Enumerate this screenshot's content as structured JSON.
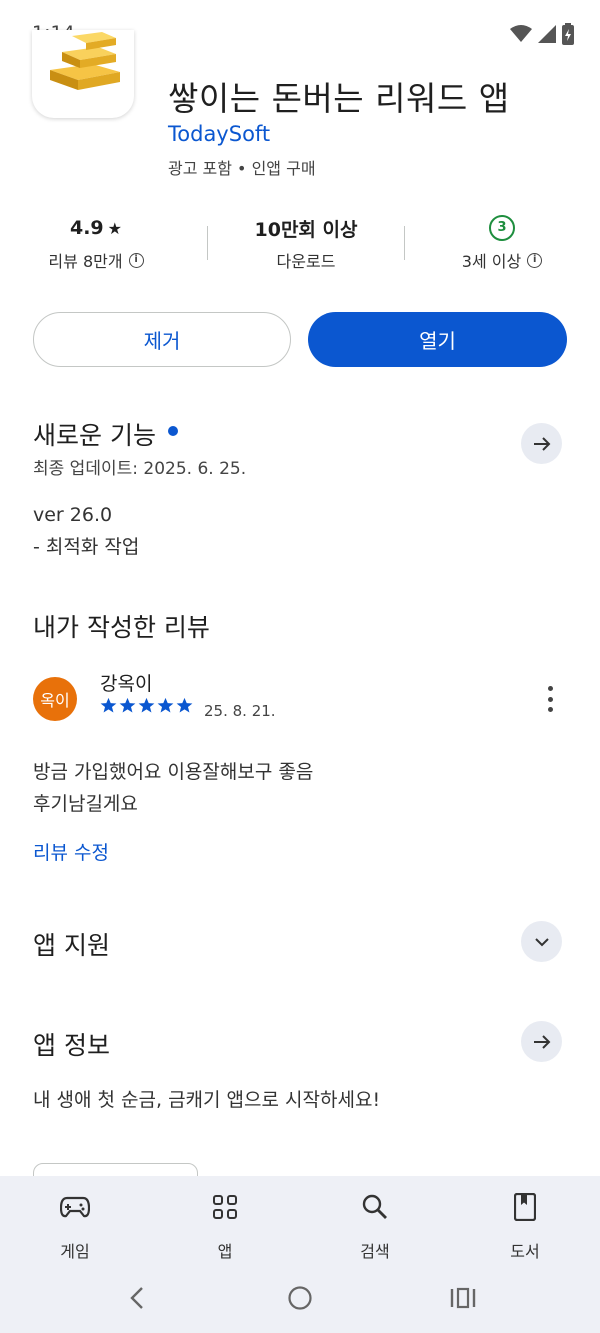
{
  "status_bar": {
    "time": "1:14",
    "icons": [
      "wifi-icon",
      "signal-icon",
      "battery-icon"
    ]
  },
  "app": {
    "title": "쌓이는 돈버는 리워드 앱",
    "developer": "TodaySoft",
    "meta": "광고 포함 • 인앱 구매"
  },
  "stats": {
    "rating": "4.9",
    "rating_star": "★",
    "reviews_label": "리뷰 8만개",
    "downloads": "10만회 이상",
    "downloads_label": "다운로드",
    "age_badge": "3",
    "age_label": "3세 이상",
    "info_glyph": "i"
  },
  "buttons": {
    "remove": "제거",
    "open": "열기"
  },
  "whats_new": {
    "title": "새로운 기능",
    "updated": "최종 업데이트: 2025. 6. 25.",
    "version": "ver 26.0",
    "notes": "- 최적화 작업"
  },
  "my_review": {
    "title": "내가 작성한 리뷰",
    "avatar_text": "옥이",
    "reviewer": "강옥이",
    "rating": 5,
    "date": "25. 8. 21.",
    "text_line1": "방금 가입했어요 이용잘해보구 좋음",
    "text_line2": "후기남길게요",
    "edit_label": "리뷰 수정"
  },
  "app_support": {
    "title": "앱 지원"
  },
  "app_info": {
    "title": "앱 정보",
    "description": "내 생애 첫 순금, 금캐기 앱으로 시작하세요!"
  },
  "bottom_nav": {
    "items": [
      {
        "label": "게임",
        "icon": "gamepad-icon"
      },
      {
        "label": "앱",
        "icon": "apps-grid-icon"
      },
      {
        "label": "검색",
        "icon": "search-icon"
      },
      {
        "label": "도서",
        "icon": "book-icon"
      }
    ]
  },
  "system_nav": [
    "back-icon",
    "home-icon",
    "recents-icon"
  ],
  "colors": {
    "accent": "#0b57d0",
    "avatar": "#e8710a",
    "age_badge": "#1e8e3e",
    "nav_bg": "#eef0f6"
  }
}
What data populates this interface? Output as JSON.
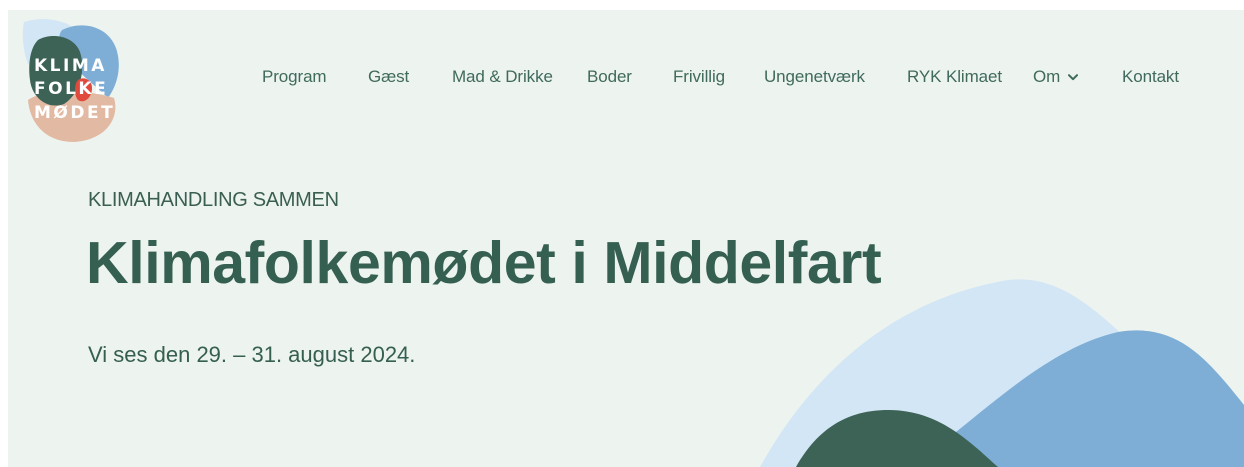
{
  "brand": {
    "logo_lines": [
      "KLIMA",
      "FOLKE",
      "MØDET"
    ],
    "colors": {
      "dark_green": "#3d6356",
      "light_blue": "#d2e6f5",
      "mid_blue": "#7eaed6",
      "peach": "#e2b9a2",
      "red": "#e04a3c",
      "background": "#edf3ef"
    }
  },
  "nav": {
    "items": [
      {
        "label": "Program"
      },
      {
        "label": "Gæst"
      },
      {
        "label": "Mad & Drikke"
      },
      {
        "label": "Boder"
      },
      {
        "label": "Frivillig"
      },
      {
        "label": "Ungenetværk"
      },
      {
        "label": "RYK Klimaet"
      },
      {
        "label": "Om"
      },
      {
        "label": "Kontakt"
      }
    ],
    "dropdown_icon": "chevron-down-icon"
  },
  "hero": {
    "eyebrow": "KLIMAHANDLING SAMMEN",
    "title": "Klimafolkemødet i Middelfart",
    "subtitle": "Vi ses den 29. – 31. august 2024."
  }
}
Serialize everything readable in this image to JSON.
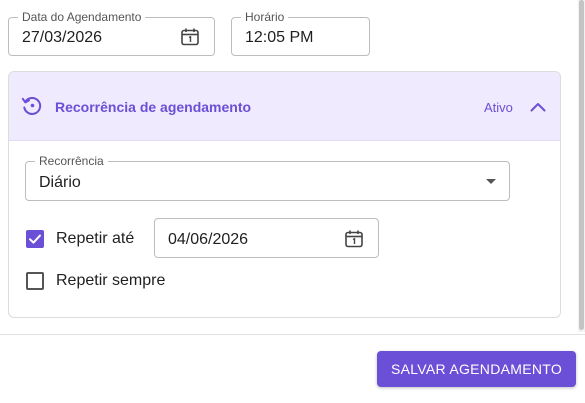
{
  "schedule": {
    "date_label": "Data do Agendamento",
    "date_value": "27/03/2026",
    "time_label": "Horário",
    "time_value": "12:05 PM"
  },
  "recurrence": {
    "title": "Recorrência de agendamento",
    "status": "Ativo",
    "expanded": true,
    "type_label": "Recorrência",
    "type_value": "Diário",
    "repeat_until": {
      "label": "Repetir até",
      "checked": true,
      "date": "04/06/2026"
    },
    "repeat_always": {
      "label": "Repetir sempre",
      "checked": false
    }
  },
  "footer": {
    "save_label": "SALVAR AGENDAMENTO"
  },
  "icons": {
    "calendar": "calendar-icon",
    "history": "history-icon",
    "chevron": "chevron-up-icon",
    "checkmark": "checkmark-icon",
    "dropdown": "dropdown-arrow-icon"
  },
  "colors": {
    "accent": "#6b4fd6",
    "accordion_header": "#efeafd"
  }
}
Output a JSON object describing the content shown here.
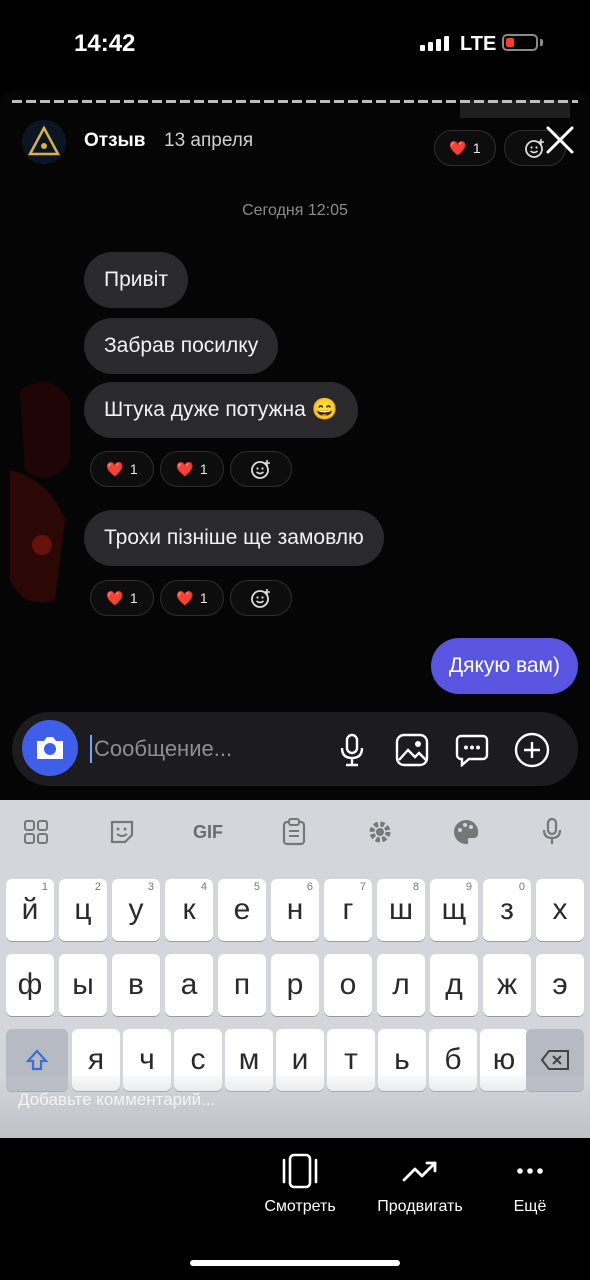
{
  "status_bar": {
    "time": "14:42",
    "network": "LTE"
  },
  "story": {
    "name": "Отзыв",
    "date": "13 апреля",
    "header_reaction": {
      "emoji": "❤️",
      "count": "1"
    }
  },
  "chat": {
    "timestamp": "Сегодня 12:05",
    "messages": [
      {
        "text": "Привіт"
      },
      {
        "text": "Забрав посилку"
      },
      {
        "text": "Штука дуже потужна 😄"
      },
      {
        "text": "Трохи пізніше ще замовлю"
      }
    ],
    "reaction_rows": [
      {
        "hearts": [
          {
            "emoji": "❤️",
            "count": "1"
          },
          {
            "emoji": "❤️",
            "count": "1"
          }
        ]
      },
      {
        "hearts": [
          {
            "emoji": "❤️",
            "count": "1"
          },
          {
            "emoji": "❤️",
            "count": "1"
          }
        ]
      }
    ],
    "outgoing": {
      "text": "Дякую вам)"
    }
  },
  "composer": {
    "placeholder": "Сообщение..."
  },
  "keyboard": {
    "gif_label": "GIF",
    "row1": [
      {
        "k": "й",
        "h": "1"
      },
      {
        "k": "ц",
        "h": "2"
      },
      {
        "k": "у",
        "h": "3"
      },
      {
        "k": "к",
        "h": "4"
      },
      {
        "k": "е",
        "h": "5"
      },
      {
        "k": "н",
        "h": "6"
      },
      {
        "k": "г",
        "h": "7"
      },
      {
        "k": "ш",
        "h": "8"
      },
      {
        "k": "щ",
        "h": "9"
      },
      {
        "k": "з",
        "h": "0"
      },
      {
        "k": "х",
        "h": ""
      }
    ],
    "row2": [
      "ф",
      "ы",
      "в",
      "а",
      "п",
      "р",
      "о",
      "л",
      "д",
      "ж",
      "э"
    ],
    "row3": [
      "я",
      "ч",
      "с",
      "м",
      "и",
      "т",
      "ь",
      "б",
      "ю"
    ],
    "comment_placeholder": "Добавьте комментарий..."
  },
  "actions": [
    {
      "label": "Смотреть",
      "icon": "view-icon"
    },
    {
      "label": "Продвигать",
      "icon": "trend-up-icon"
    },
    {
      "label": "Ещё",
      "icon": "more-icon"
    }
  ],
  "colors": {
    "outgoing_bubble": "#5a55e0",
    "camera_button": "#3f5fe8",
    "heart": "#e53945"
  }
}
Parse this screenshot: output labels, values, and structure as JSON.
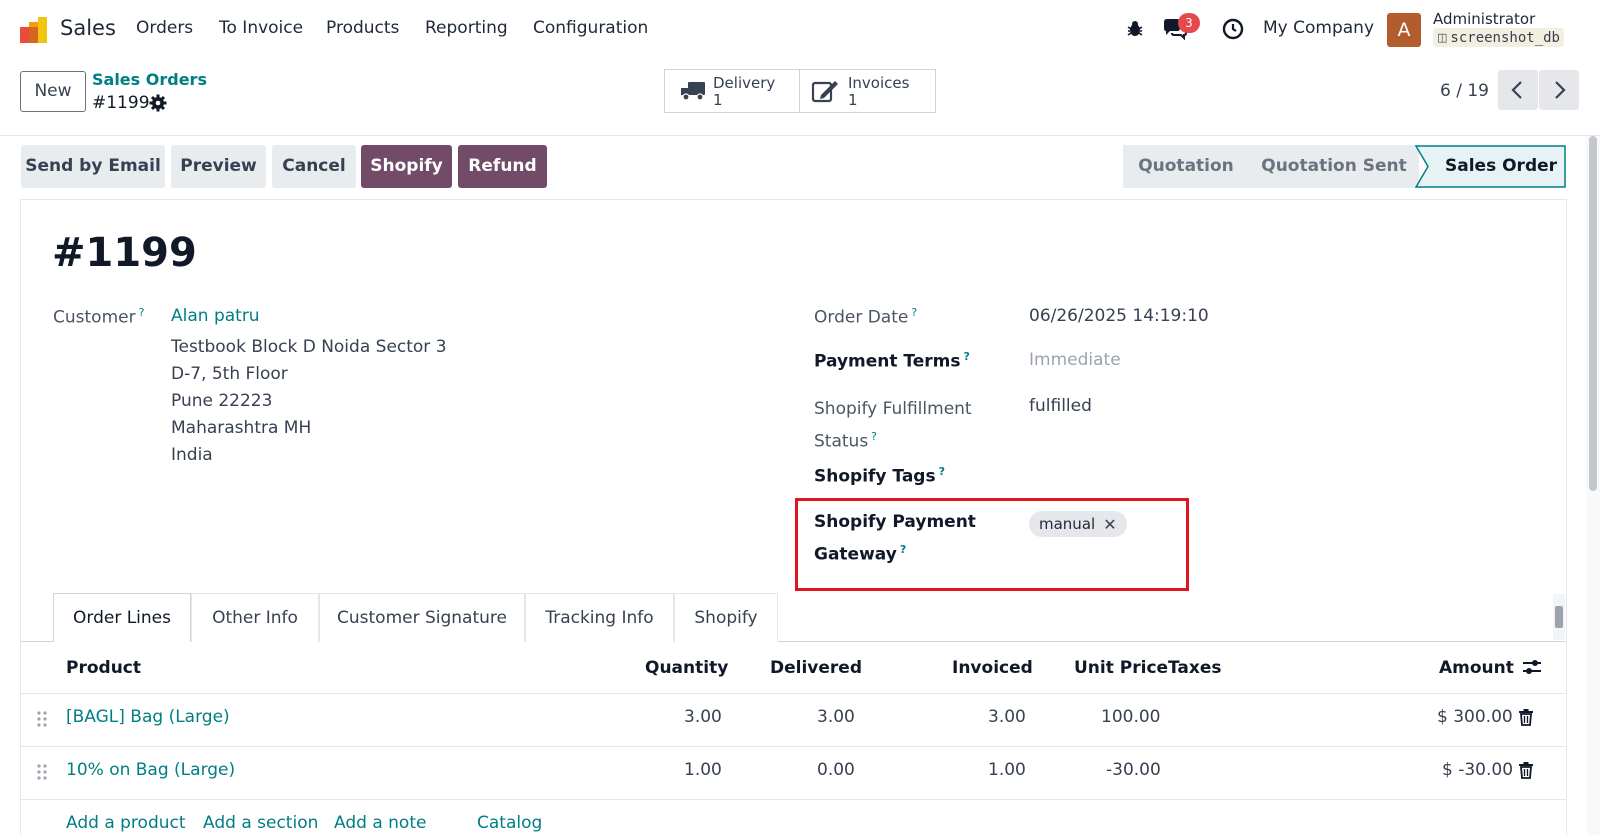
{
  "navbar": {
    "app_name": "Sales",
    "menu": [
      "Orders",
      "To Invoice",
      "Products",
      "Reporting",
      "Configuration"
    ],
    "messages_count": "3",
    "company": "My Company",
    "user_initial": "A",
    "user_name": "Administrator",
    "db_name": "screenshot_db"
  },
  "control_panel": {
    "new_label": "New",
    "breadcrumb_parent": "Sales Orders",
    "record_name": "#1199",
    "smart_buttons": [
      {
        "label": "Delivery",
        "count": "1"
      },
      {
        "label": "Invoices",
        "count": "1"
      }
    ],
    "pager": "6 / 19"
  },
  "actions": {
    "send_email": "Send by Email",
    "preview": "Preview",
    "cancel": "Cancel",
    "shopify": "Shopify",
    "refund": "Refund"
  },
  "stages": [
    "Quotation",
    "Quotation Sent",
    "Sales Order"
  ],
  "form": {
    "title": "#1199",
    "customer_label": "Customer",
    "customer_name": "Alan patru",
    "address": [
      "Testbook Block D Noida Sector 3",
      "D-7, 5th Floor",
      "Pune 22223",
      "Maharashtra MH",
      "India"
    ],
    "order_date_label": "Order Date",
    "order_date": "06/26/2025 14:19:10",
    "payment_terms_label": "Payment Terms",
    "payment_terms": "Immediate",
    "fulfillment_label_1": "Shopify Fulfillment",
    "fulfillment_label_2": "Status",
    "fulfillment_value": "fulfilled",
    "tags_label": "Shopify Tags",
    "gateway_label_1": "Shopify Payment",
    "gateway_label_2": "Gateway",
    "gateway_tag": "manual"
  },
  "tabs": [
    "Order Lines",
    "Other Info",
    "Customer Signature",
    "Tracking Info",
    "Shopify"
  ],
  "table": {
    "headers": {
      "product": "Product",
      "quantity": "Quantity",
      "delivered": "Delivered",
      "invoiced": "Invoiced",
      "unit_price": "Unit Price",
      "taxes": "Taxes",
      "amount": "Amount"
    },
    "rows": [
      {
        "product": "[BAGL] Bag (Large)",
        "quantity": "3.00",
        "delivered": "3.00",
        "invoiced": "3.00",
        "unit_price": "100.00",
        "amount": "$ 300.00"
      },
      {
        "product": "10% on Bag (Large)",
        "quantity": "1.00",
        "delivered": "0.00",
        "invoiced": "1.00",
        "unit_price": "-30.00",
        "amount": "$ -30.00"
      }
    ],
    "add_product": "Add a product",
    "add_section": "Add a section",
    "add_note": "Add a note",
    "catalog": "Catalog"
  },
  "colors": {
    "primary": "#714b67",
    "link": "#017e84",
    "highlight": "#e0141e"
  }
}
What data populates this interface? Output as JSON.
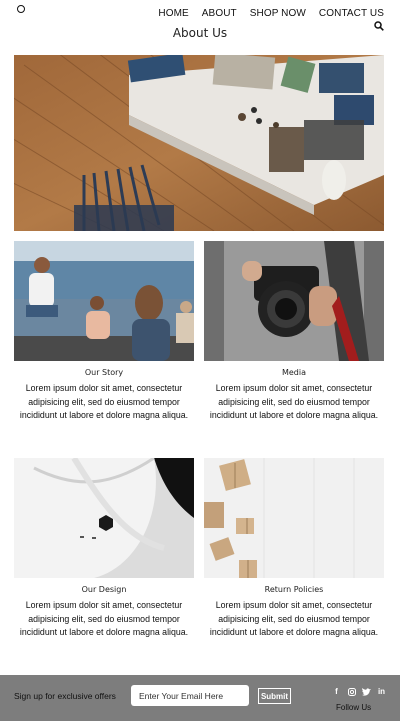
{
  "nav": {
    "items": [
      "HOME",
      "ABOUT",
      "SHOP NOW",
      "CONTACT US"
    ]
  },
  "page_title": "About Us",
  "cards": [
    {
      "title": "Our Story",
      "text": "Lorem ipsum dolor sit amet, consectetur adipisicing elit, sed do eiusmod tempor incididunt ut labore et dolore magna aliqua."
    },
    {
      "title": "Media",
      "text": "Lorem ipsum dolor sit amet, consectetur adipisicing elit, sed do eiusmod tempor incididunt ut labore et dolore magna aliqua."
    },
    {
      "title": "Our Design",
      "text": "Lorem ipsum dolor sit amet, consectetur adipisicing elit, sed do eiusmod tempor incididunt ut labore et dolore magna aliqua."
    },
    {
      "title": "Return Policies",
      "text": "Lorem ipsum dolor sit amet, consectetur adipisicing elit, sed do eiusmod tempor incididunt ut labore et dolore magna aliqua."
    }
  ],
  "footer": {
    "signup_text": "Sign up for exclusive offers",
    "email_placeholder": "Enter Your Email Here",
    "submit_label": "Submit",
    "follow_label": "Follow Us",
    "social_icons": [
      "facebook-icon",
      "instagram-icon",
      "twitter-icon",
      "linkedin-icon"
    ]
  },
  "colors": {
    "footer_bg": "#7d7d7d",
    "text": "#111111"
  }
}
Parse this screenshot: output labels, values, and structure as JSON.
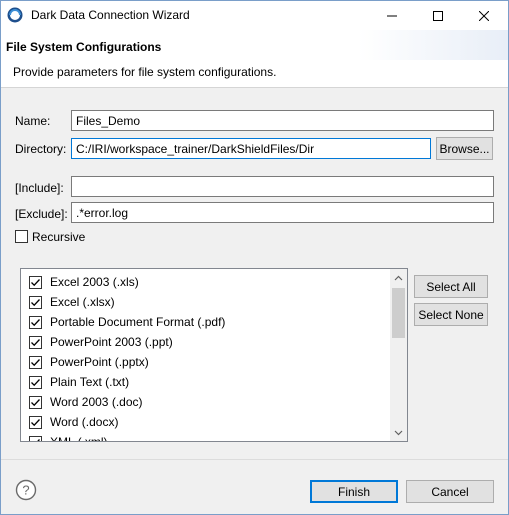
{
  "window": {
    "title": "Dark Data Connection Wizard"
  },
  "banner": {
    "title": "File System Configurations",
    "description": "Provide parameters for file system configurations."
  },
  "form": {
    "name_label": "Name:",
    "name_value": "Files_Demo",
    "directory_label": "Directory:",
    "directory_value": "C:/IRI/workspace_trainer/DarkShieldFiles/Dir",
    "browse_label": "Browse...",
    "include_label": "[Include]:",
    "include_value": "",
    "exclude_label": "[Exclude]:",
    "exclude_value": ".*error.log",
    "recursive_label": "Recursive",
    "recursive_checked": false
  },
  "file_types": {
    "items": [
      {
        "label": "Excel 2003 (.xls)",
        "checked": true
      },
      {
        "label": "Excel (.xlsx)",
        "checked": true
      },
      {
        "label": "Portable Document Format (.pdf)",
        "checked": true
      },
      {
        "label": "PowerPoint 2003 (.ppt)",
        "checked": true
      },
      {
        "label": "PowerPoint (.pptx)",
        "checked": true
      },
      {
        "label": "Plain Text (.txt)",
        "checked": true
      },
      {
        "label": "Word 2003 (.doc)",
        "checked": true
      },
      {
        "label": "Word (.docx)",
        "checked": true
      },
      {
        "label": "XML (.xml)",
        "checked": true
      }
    ],
    "select_all_label": "Select All",
    "select_none_label": "Select None"
  },
  "footer": {
    "finish_label": "Finish",
    "cancel_label": "Cancel"
  },
  "colors": {
    "accent": "#0078d7",
    "window_bg": "#f0f0f0"
  }
}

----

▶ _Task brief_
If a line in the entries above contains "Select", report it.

▶ _Result for this exercise_
    "select_all_label": "Select All",
    "select_none_label": "Select None"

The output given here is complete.